I was reading a recent copy of the AARP Magazine (showing my advanced age) and read a column supposedly giving advice on money matters. The question came from Utah and asked about a problem with renting furniture. That wasn't what caught my attention. The person with the problem mentioned that they had rented furniture in Texas, a bedroom set, and "we had paid $4,976 and had only five payments of $254 to go until it was paid off." Maybe I don't have a real good grip on reality, but simple arithmetic, using a calculator, shows this person paid $6,246 for bedroom furniture. What is interesting is that the furniture was rented, so they were paying interest on the furniture. Now if this amount doesn't faze you, then you probably don't worry about a budget.
One thing I have learned in my life is that used furniture has almost no resale value. I am not talking antiques or collectibles, just ordinary house furnishings. A quick check online shows 6 piece bedroom sets from Costco Furniture for about $5,500 without a mattress or box springs. Apparently, some people place a great deal of importance on furniture. However, $6,000 is close to what I have spent on furniture in my entire life. A further check online showed Queen Bedroom sets starting at under $500 from other vendors.

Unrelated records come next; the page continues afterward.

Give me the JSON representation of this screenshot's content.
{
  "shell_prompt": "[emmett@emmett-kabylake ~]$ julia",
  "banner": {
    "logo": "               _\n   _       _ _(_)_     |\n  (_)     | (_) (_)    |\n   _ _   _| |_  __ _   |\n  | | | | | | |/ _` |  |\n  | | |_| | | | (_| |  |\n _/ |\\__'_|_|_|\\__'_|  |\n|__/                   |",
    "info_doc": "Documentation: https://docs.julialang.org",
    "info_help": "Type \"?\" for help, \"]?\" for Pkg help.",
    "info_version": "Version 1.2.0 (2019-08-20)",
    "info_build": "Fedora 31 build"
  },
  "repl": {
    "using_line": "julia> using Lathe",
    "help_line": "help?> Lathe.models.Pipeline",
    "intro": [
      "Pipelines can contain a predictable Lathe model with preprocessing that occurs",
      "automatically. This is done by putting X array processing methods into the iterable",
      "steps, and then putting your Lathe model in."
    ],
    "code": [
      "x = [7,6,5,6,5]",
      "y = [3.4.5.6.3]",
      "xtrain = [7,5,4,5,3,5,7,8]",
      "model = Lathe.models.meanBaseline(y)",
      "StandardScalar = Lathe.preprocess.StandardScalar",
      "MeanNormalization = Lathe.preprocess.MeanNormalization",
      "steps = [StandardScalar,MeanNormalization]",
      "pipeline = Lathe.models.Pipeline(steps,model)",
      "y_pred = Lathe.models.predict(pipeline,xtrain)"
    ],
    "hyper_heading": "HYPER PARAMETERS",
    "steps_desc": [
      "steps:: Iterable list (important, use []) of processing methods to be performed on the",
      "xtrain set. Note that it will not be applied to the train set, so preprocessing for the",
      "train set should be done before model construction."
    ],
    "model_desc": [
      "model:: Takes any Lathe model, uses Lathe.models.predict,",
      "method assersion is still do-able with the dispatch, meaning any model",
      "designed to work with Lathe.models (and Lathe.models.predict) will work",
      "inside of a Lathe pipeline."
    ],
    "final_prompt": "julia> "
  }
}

I would guess that many people, however, are caught having purchased or rented expensive furniture and are now feeling the pinch. My point is that furniture is not a necessity. We can get along quite nicely with a very minimal amount, perhaps a chair or two, enough for each one in the family, and a table. Beds are nice, but not absolutely necessary. If you are thinking about your financial priorities, particularly in these chaotic financial times, perhaps you need to reassess your attitude about what is a luxury and what is a necessity. Maybe $6,000 is a lot of money to you, I know it is to me, especially for furniture. For me, being prepared for hard times probably doesn't mean going out an spending money on furniture.